“It’s so cold, it keeps the bad people out.”
In a Facebook post, Bob Mould recalled his visit to the studios when recording his first solo album in December ’88 after breaking up with Twin Cities punk heroes Hüsker Dü: “It was the most professional studio I had ever seen at that point in my life. On the seventh day, I moved from the B room to Studio A, which was Prince’s primary room. I remember seeing Sheila E’s percussion in one of the isolation booths. The large control room was decorated with several of Prince’s scarves. It certainly felt like Prince’s home.”

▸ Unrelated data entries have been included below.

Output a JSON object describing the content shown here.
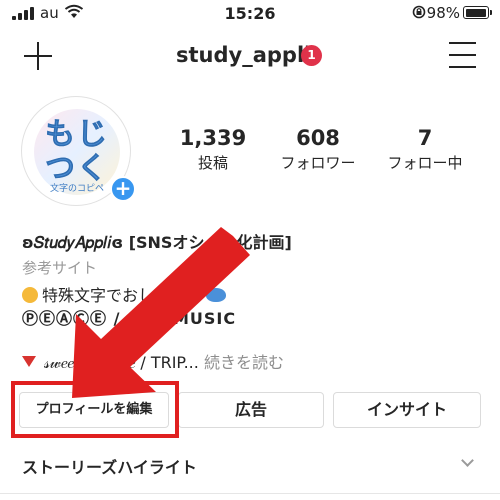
{
  "status_bar": {
    "carrier": "au",
    "time": "15:26",
    "battery": "98%",
    "battery_level": 0.98
  },
  "header": {
    "username": "study_appli",
    "notification_count": "1",
    "icons": [
      "plus-icon",
      "menu-icon"
    ]
  },
  "profile": {
    "avatar_text_line1": "もじ",
    "avatar_text_line2": "つく",
    "avatar_subtext": "文字のコピペ",
    "stats": [
      {
        "value": "1,339",
        "label": "投稿"
      },
      {
        "value": "608",
        "label": "フォロワー"
      },
      {
        "value": "7",
        "label": "フォロー中"
      }
    ]
  },
  "bio": {
    "title": "ʚ𝑆𝑡𝑢𝑑𝑦𝐴𝑝𝑝𝑙𝑖ɞ [SNSオシャレ化計画]",
    "category": "参考サイト",
    "line3": "特殊文字でおしゃれる",
    "line4": "ⓅⒺⒶⒸⒺ / SNS MUSIC",
    "line5_text": "𝓈𝓌𝑒𝑒𝓉 𝓅𝒾𝒸𝓉𝓊𝓇𝑒 / TRIP...",
    "line5_more": " 続きを読む"
  },
  "buttons": {
    "edit_profile": "プロフィールを編集",
    "ads": "広告",
    "insights": "インサイト"
  },
  "stories": {
    "label": "ストーリーズハイライト"
  },
  "colors": {
    "accent_red": "#e02020",
    "badge_red": "#e0324a",
    "link_blue": "#3897f0"
  }
}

And Minneapolis would be Prince’s home until the day he died. Some aspects of his presence would be short-lived; his downtown Minneapolis club Glam Slam, opened in 1989, lasted only eight years before conceding that First Avenue, the club people thought he owned, had him bested. Some would be more a matter of maintaining his local pride than anything, like his 1995 response to Lenny Kravitz’s song “Rock and Roll Is Dead” – fittingly titled “Rock ’n’ Roll Is Alive! (And It Lives in Minneapolis)” – where he rattled off a string of references to local natural landmarks en route to an Elvis joke that seems eerie in retrospect (“Sure as the drive around Lake of the Isles is cool I know/Rock ’n’ roll will never die like the Minnehaha flow/Sure as the land of a thousand lakes is sometimes made of snow/There’ll always be another king 2 die butt-naked on the floor”).

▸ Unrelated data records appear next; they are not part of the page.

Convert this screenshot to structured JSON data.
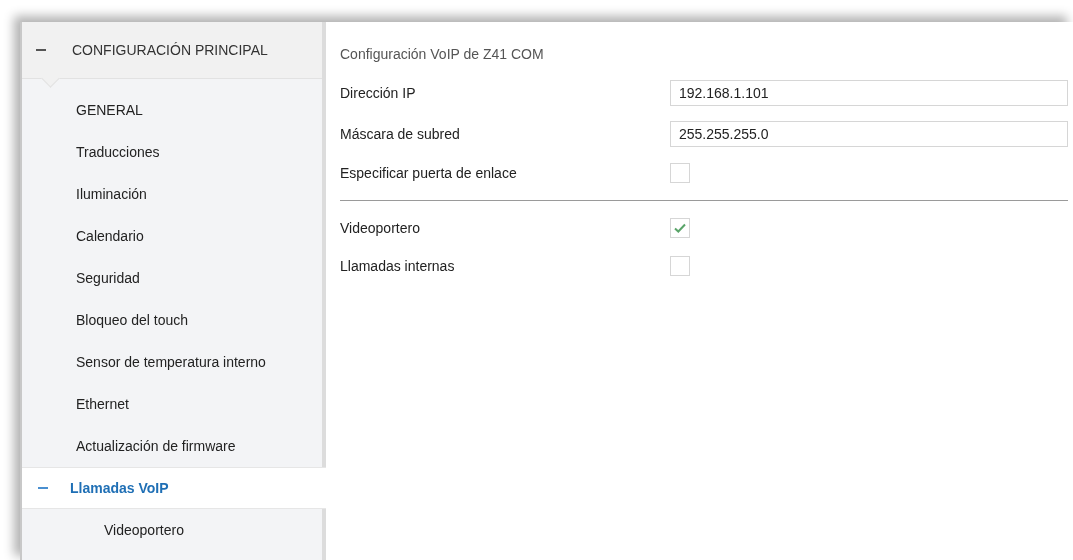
{
  "sidebar": {
    "header": {
      "label": "CONFIGURACIÓN PRINCIPAL",
      "expanded": true
    },
    "items": [
      {
        "label": "GENERAL",
        "selected": false
      },
      {
        "label": "Traducciones",
        "selected": false
      },
      {
        "label": "Iluminación",
        "selected": false
      },
      {
        "label": "Calendario",
        "selected": false
      },
      {
        "label": "Seguridad",
        "selected": false
      },
      {
        "label": "Bloqueo del touch",
        "selected": false
      },
      {
        "label": "Sensor de temperatura interno",
        "selected": false
      },
      {
        "label": "Ethernet",
        "selected": false
      },
      {
        "label": "Actualización de firmware",
        "selected": false
      },
      {
        "label": "Llamadas VoIP",
        "selected": true,
        "expanded": true,
        "children": [
          {
            "label": "Videoportero",
            "selected": false
          }
        ]
      }
    ]
  },
  "panel": {
    "title": "Configuración VoIP de Z41 COM",
    "rows": [
      {
        "kind": "field",
        "label": "Dirección IP",
        "value": "192.168.1.101"
      },
      {
        "kind": "field",
        "label": "Máscara de subred",
        "value": "255.255.255.0"
      },
      {
        "kind": "checkbox",
        "label": "Especificar puerta de enlace",
        "checked": false
      },
      {
        "kind": "divider"
      },
      {
        "kind": "checkbox",
        "label": "Videoportero",
        "checked": true
      },
      {
        "kind": "checkbox",
        "label": "Llamadas internas",
        "checked": false
      }
    ]
  }
}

His business enterprises would become tenuous and costly for a good chunk of his Artist-Formerly-Known-As ’90s. He was nearly undone by spending on spur-of-the-moment creative ideas the way other artists were driven into the red by drug habits, but in that context, it always felt like a strategic move to stay in Minneapolis. He might have been an eccentric, but he was our eccentric, someone who would always be part of the local fabric. Oprah asked him in 1996 why he declared he’d “always live in Minneapolis”. His answer: “It’s so cold, it keeps the bad people out.”

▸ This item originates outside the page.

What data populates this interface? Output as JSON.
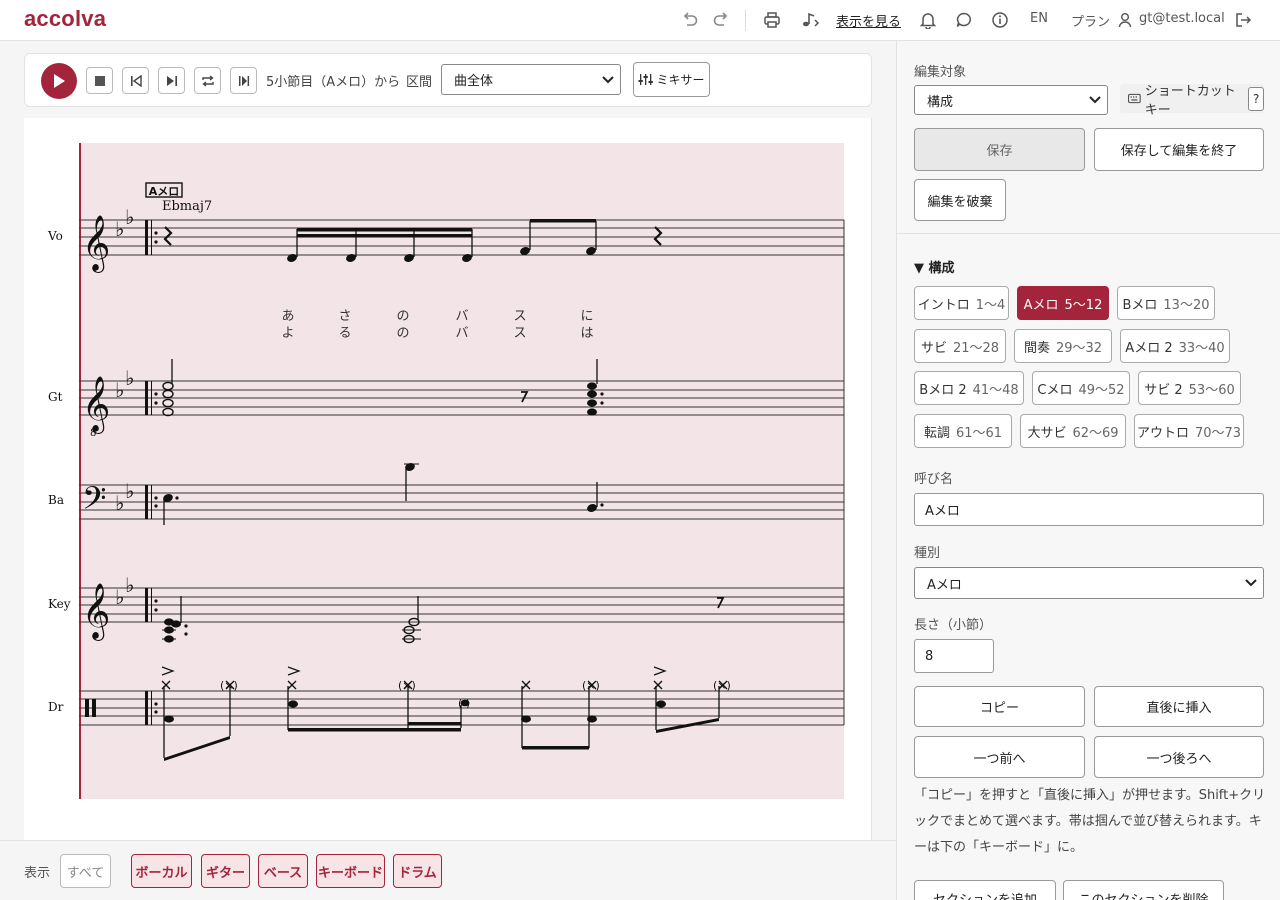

His later years were a bit mixed, but the mid ’00s peak of Musicology and 3121, his set-the-world-aflame appearance playing on “While My Guitar Gently Weeps” at the Rock & Roll Hall of Fame and his 12-minute showmanship masterclass at Super Bowl XLI were more than enough to maintain goodwill outside the borders of Minnesota. At home, he was still royalty: a three-night stand at St. Paul’s Xcel Energy Center for his Musicology Live 2004ever tour was rapturously received. His 7/7/07 show at First Avenue (his first since the club nearly closed down in 2004), and his enigmatic 2013 audition/ rehearsal/ performance stint at the Dakota Jazz Club is nearly as important to local lore as were his ’80s breakout gigs.
Every time Price would show up unexpectedly – whether it was in the skybox at a Vikings game or his last-ever appearance at Paisley Park, urging fans to “wait a few days before you waste any prayers” – felt like another sign that anything was possible in this strange place that the coasts would otherwise glibly dismiss as “flyover land”. After the spotlight stayed aimed at his home turf for so long, having a superstar emerge from Minneapolis started feeling less like an out-of-nowhere fluke and more like a symbiotic identity. The city defined his stardom as much as his stardom defined the city.